**Records for this exercise:**
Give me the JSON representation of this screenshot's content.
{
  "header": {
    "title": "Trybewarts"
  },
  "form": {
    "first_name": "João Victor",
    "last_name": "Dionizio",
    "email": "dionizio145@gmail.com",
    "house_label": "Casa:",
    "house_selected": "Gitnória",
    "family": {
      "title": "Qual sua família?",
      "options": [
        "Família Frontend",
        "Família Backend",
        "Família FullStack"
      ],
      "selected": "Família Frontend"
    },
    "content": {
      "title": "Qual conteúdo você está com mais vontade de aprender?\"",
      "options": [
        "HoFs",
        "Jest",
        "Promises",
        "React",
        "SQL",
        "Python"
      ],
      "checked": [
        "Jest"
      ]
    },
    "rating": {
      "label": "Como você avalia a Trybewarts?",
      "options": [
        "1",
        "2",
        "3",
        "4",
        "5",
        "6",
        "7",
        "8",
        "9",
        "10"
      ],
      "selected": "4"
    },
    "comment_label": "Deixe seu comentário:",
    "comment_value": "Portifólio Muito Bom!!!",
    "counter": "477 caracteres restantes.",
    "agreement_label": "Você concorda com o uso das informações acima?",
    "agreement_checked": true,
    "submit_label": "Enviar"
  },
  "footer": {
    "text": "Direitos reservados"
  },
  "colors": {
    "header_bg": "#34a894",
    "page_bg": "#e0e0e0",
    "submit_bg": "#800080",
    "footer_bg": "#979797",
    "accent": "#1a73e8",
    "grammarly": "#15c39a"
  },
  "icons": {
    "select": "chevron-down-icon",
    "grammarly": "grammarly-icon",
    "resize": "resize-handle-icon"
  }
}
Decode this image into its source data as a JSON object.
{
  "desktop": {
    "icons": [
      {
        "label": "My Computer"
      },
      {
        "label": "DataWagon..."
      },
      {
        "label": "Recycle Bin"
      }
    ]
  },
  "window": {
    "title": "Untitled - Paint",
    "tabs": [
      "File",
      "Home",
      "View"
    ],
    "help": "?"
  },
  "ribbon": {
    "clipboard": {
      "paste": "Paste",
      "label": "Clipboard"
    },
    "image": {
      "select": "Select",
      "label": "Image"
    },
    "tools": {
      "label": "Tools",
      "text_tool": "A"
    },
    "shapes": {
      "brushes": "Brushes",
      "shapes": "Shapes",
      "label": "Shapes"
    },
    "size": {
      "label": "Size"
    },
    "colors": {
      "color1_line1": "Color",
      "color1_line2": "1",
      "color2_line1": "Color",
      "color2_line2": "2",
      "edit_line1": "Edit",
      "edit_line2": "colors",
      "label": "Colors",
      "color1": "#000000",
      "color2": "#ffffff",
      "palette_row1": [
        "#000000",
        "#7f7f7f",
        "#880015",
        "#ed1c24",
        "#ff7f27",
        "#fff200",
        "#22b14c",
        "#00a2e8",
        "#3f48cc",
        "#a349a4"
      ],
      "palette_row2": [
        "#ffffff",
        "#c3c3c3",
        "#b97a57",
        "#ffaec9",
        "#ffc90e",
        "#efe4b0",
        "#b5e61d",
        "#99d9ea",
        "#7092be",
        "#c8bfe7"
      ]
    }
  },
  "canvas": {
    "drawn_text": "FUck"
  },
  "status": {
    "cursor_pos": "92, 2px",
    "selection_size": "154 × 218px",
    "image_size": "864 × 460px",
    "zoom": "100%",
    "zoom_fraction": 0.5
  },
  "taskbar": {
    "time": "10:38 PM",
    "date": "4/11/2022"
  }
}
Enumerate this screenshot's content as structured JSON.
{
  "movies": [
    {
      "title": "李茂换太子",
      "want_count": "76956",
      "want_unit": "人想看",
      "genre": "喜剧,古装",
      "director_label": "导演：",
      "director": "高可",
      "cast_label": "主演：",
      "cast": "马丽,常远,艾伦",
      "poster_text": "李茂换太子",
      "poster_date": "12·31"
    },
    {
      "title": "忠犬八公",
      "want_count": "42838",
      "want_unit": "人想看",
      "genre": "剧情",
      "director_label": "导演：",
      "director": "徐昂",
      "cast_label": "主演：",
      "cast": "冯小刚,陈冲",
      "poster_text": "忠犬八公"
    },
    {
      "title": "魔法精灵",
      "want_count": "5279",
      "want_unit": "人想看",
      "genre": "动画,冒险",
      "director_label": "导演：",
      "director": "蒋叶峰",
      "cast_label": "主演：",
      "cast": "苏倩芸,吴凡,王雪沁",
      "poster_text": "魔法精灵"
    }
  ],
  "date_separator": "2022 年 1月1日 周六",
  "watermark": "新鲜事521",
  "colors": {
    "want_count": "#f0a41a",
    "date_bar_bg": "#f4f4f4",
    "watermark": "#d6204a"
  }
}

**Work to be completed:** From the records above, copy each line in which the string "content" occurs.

**Answer below:**
Give me the JSON representation of this screenshot's content.
    "content": {
Enumerate this screenshot's content as structured JSON.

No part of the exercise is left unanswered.